Life as an Indie Author

I posted up my two books for Kindle in December last year, so I figured three months on I should probably reflect on the experience.

On the one hand, it’s easy to summarise: I’m happy I did it. I’m selling copies, I’m getting some feedback, I’m enjoying participating in forum discussions with other authors, and I’m getting out of the house regularly to a writing group now.

How successful have I been so far? Well, that’s kind of hard to say. Partially because I don’t really know what the benchmarks are and partially because, taking cash to one side, how do you define success in something like this?

Let’s be honest, I’m not achieving the kind of sales Stephen Leather published on his Blog. He made somewhere around £10,000 in ebook sales for January. I probably made around £5 or £6. And I could go into a long explanatory whine about how he’s an established author with an existing fanbase, and that he employed viral marketing techniques to get his work into the top 10 for Kindle where his sales then took off over Christmas – which is all true. But here’s the thing: I was inspired to give it a go more by musicians than I was by other authors. Two of my favourite musicians keep releasing CDs when either their audience has shrunk, or as an alternative to the successful career they were having in big bands. Grant Lee Buffalo was a band I followed in the 90’s, and their lead singer still releases music to a smaller audience now because, well, because he’s a musician and that’s what he does. Jon Frusciante from the Red Hot Chilli Peppers – the greatest living guitarist in my opinion – released 6 indie albums in a year with music that didn’t fit the band’s genre and then turned his back on them to follow his own course.

These guys inspired me. They don’t do what they do because there are untold riches and worldwide fame in it. They do it because they enjoy it, it’s what they feel they have to contribute, and they do it on their own terms. So I put up my indie books and am happy to see some steady sales and am proud of what I put out. It’s spurred me on in a way I didn’t think it would.

I read somewhere that a bestseller can be categorised as such when sales hit 35,000. But the same article said there are 500,000 books published a year and less than 2% of them will sell more than 500 copies. So if you hit that magic 500 you’re actually doing ok. From the last two and half months it looks like I may hit that -admittedly in about 12 to 18 months time, but there was no timescale to it. And ok, the article was about paperback books, I’m not sure whether the bar would be set higher on 70p ebooks. But hey, I read it and I’m sticking to it as a target, even if that is just because it seems potentially achievable…
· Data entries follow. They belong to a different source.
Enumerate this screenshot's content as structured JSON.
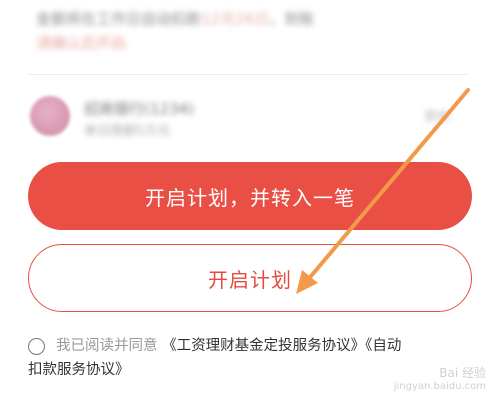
{
  "blurred_info": {
    "line1_left": "金额将在工作日自动扣款",
    "line1_right": "，到账",
    "line2": "请确认后开启"
  },
  "account": {
    "name": "招商银行(1234)",
    "detail": "单日限额5万元",
    "right_hint": "更换"
  },
  "buttons": {
    "primary_label": "开启计划，并转入一笔",
    "secondary_label": "开启计划"
  },
  "agreement": {
    "prefix": "我已阅读并同意",
    "link1": "《工资理财基金定投服务协议》",
    "link2_part1": "《自动",
    "link2_part2": "扣款服务协议》",
    "checked": false
  },
  "watermark": {
    "line1": "Bai 经验",
    "line2": "jingyan.baidu.com"
  },
  "colors": {
    "accent": "#ea4f45",
    "annotation_arrow": "#f39a4a"
  }
}
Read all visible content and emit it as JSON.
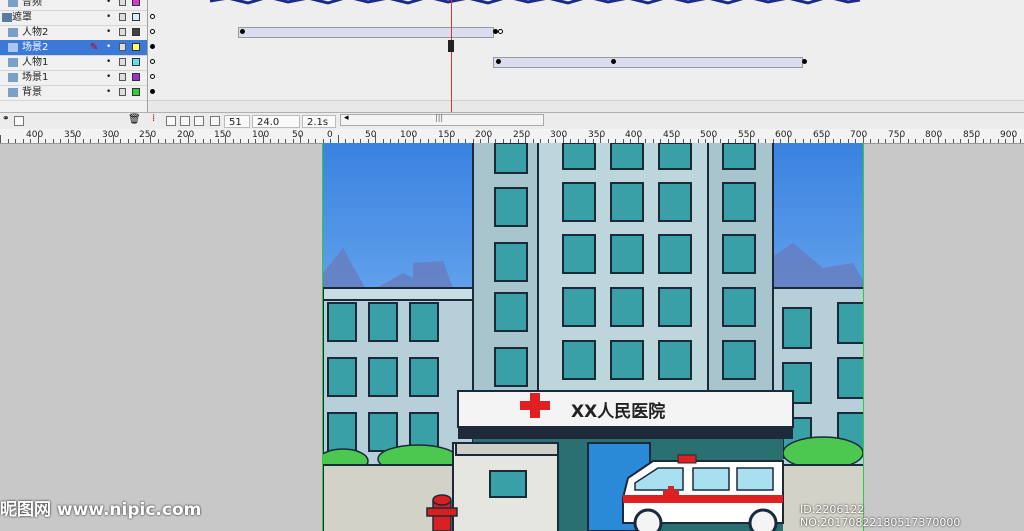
{
  "layers": [
    {
      "name": "音频",
      "color": "#d23cd2",
      "selected": false
    },
    {
      "name": "遮罩",
      "color": "#d8ecff",
      "selected": false
    },
    {
      "name": "人物2",
      "color": "#444444",
      "selected": false
    },
    {
      "name": "场景2",
      "color": "#ffff66",
      "selected": true
    },
    {
      "name": "人物1",
      "color": "#66e0e8",
      "selected": false
    },
    {
      "name": "场景1",
      "color": "#9933cc",
      "selected": false
    },
    {
      "name": "背景",
      "color": "#33cc33",
      "selected": false
    }
  ],
  "status": {
    "current_frame": "51",
    "frame_rate": "24.0 fps",
    "elapsed_time": "2.1s"
  },
  "ruler_labels": [
    "400",
    "350",
    "300",
    "250",
    "200",
    "150",
    "100",
    "50",
    "0",
    "50",
    "100",
    "150",
    "200",
    "250",
    "300",
    "350",
    "400",
    "450",
    "500",
    "550",
    "600",
    "650",
    "700",
    "750",
    "800",
    "850",
    "900"
  ],
  "sign": {
    "hospital_name": "XX人民医院"
  },
  "watermark": {
    "site": "昵图网 www.nipic.com",
    "id_text": "ID:2206122 NO:20170822180517370000"
  },
  "colors": {
    "selection": "#3b78d8",
    "playhead": "#e03030",
    "sky": "#3a82e0",
    "building": "#b8d4dc",
    "window": "#3aa0a8",
    "cross": "#e02020"
  }
}
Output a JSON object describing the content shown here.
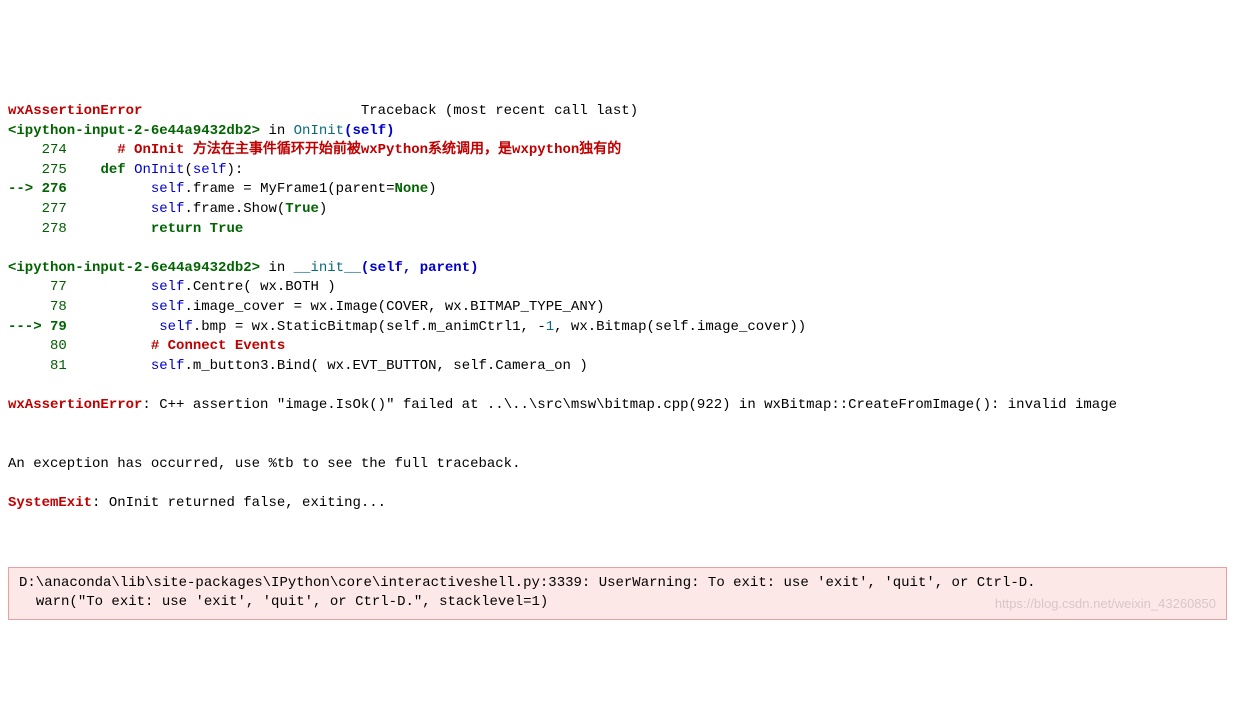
{
  "header": {
    "error_name": "wxAssertionError",
    "spacer": "                          ",
    "traceback": "Traceback (most recent call last)"
  },
  "frame1": {
    "source": "<ipython-input-2-6e44a9432db2>",
    "in": " in ",
    "func": "OnInit",
    "args_open": "(",
    "self": "self",
    "args_close": ")",
    "lines": {
      "274": {
        "num": "    274 ",
        "code_pre": "     ",
        "comment": "# OnInit 方法在主事件循环开始前被wxPython系统调用，是wxpython独有的"
      },
      "275": {
        "num": "    275 ",
        "code": "   ",
        "kw": "def",
        "sp": " ",
        "fn": "OnInit",
        "p": "(",
        "s": "self",
        "c": "):"
      },
      "276": {
        "arrow": "--> ",
        "num": "276 ",
        "indent": "         ",
        "s": "self",
        "t1": ".frame = MyFrame1(parent=",
        "none": "None",
        "t2": ")"
      },
      "277": {
        "num": "    277 ",
        "indent": "         ",
        "s": "self",
        "t1": ".frame.Show(",
        "true": "True",
        "t2": ")"
      },
      "278": {
        "num": "    278 ",
        "indent": "         ",
        "ret": "return",
        "sp": " ",
        "true": "True"
      }
    }
  },
  "frame2": {
    "source": "<ipython-input-2-6e44a9432db2>",
    "in": " in ",
    "func": "__init__",
    "args_open": "(",
    "self": "self",
    "comma": ", ",
    "parent": "parent",
    "args_close": ")",
    "lines": {
      "77": {
        "num": "     77 ",
        "indent": "         ",
        "s": "self",
        "t": ".Centre( wx.BOTH )"
      },
      "78": {
        "num": "     78 ",
        "indent": "         ",
        "s": "self",
        "t": ".image_cover = wx.Image(COVER, wx.BITMAP_TYPE_ANY)"
      },
      "79": {
        "arrow": "---> ",
        "num": "79 ",
        "indent": "          ",
        "s": "self",
        "t1": ".bmp = wx.StaticBitmap(self.m_animCtrl1, -",
        "one": "1",
        "t2": ", wx.Bitmap(self.image_cover))"
      },
      "80": {
        "num": "     80 ",
        "indent": "         ",
        "comment": "# Connect Events"
      },
      "81": {
        "num": "     81 ",
        "indent": "         ",
        "s": "self",
        "t": ".m_button3.Bind( wx.EVT_BUTTON, self.Camera_on )"
      }
    }
  },
  "error": {
    "name": "wxAssertionError",
    "colon": ": ",
    "msg": "C++ assertion \"image.IsOk()\" failed at ..\\..\\src\\msw\\bitmap.cpp(922) in wxBitmap::CreateFromImage(): invalid image"
  },
  "exception_hint": "An exception has occurred, use %tb to see the full traceback.",
  "systemexit": {
    "name": "SystemExit",
    "colon": ": ",
    "msg": "OnInit returned false, exiting..."
  },
  "warning": {
    "text": "D:\\anaconda\\lib\\site-packages\\IPython\\core\\interactiveshell.py:3339: UserWarning: To exit: use 'exit', 'quit', or Ctrl-D.\n  warn(\"To exit: use 'exit', 'quit', or Ctrl-D.\", stacklevel=1)"
  },
  "watermark": "https://blog.csdn.net/weixin_43260850"
}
At the moment, I’m setting little targets month on month to see if I’m getting anywhere. Target 1 was to sell more in month 2 than I did in month 1. I achieved that quickly, so I edited it to a target to double the sales of month 1. I exceeded that by 4 sales too. So far so good. Because February was a shorter month I set the target lower, but hit it before the month was out. The next target in line was to sell the equivalent of a book per day. I did that in February too – 28. So now I’m hoping to hit 31 in March to surpass that book a day idea by virtue of it being a longer month, and the next target is to sell more than a book a day (even if it averages out at 1.001 or something). Of course, I’m probably setting myself up for a fall as I’ll be disappointed when it all goes pear shaped in April and my sales evaporate completely. But with the paperback coming out, I might be able to push it in other sales avenues now and hopefully keep building.

It might all seem a bit modest to some, a cottage industry I’m running here, but as they say, every long journey starts with the smallest step. Hopefully I’ll still be in the race at the 24 mile mark, we’ll see. (How about that for a couple of mixed metaphors)…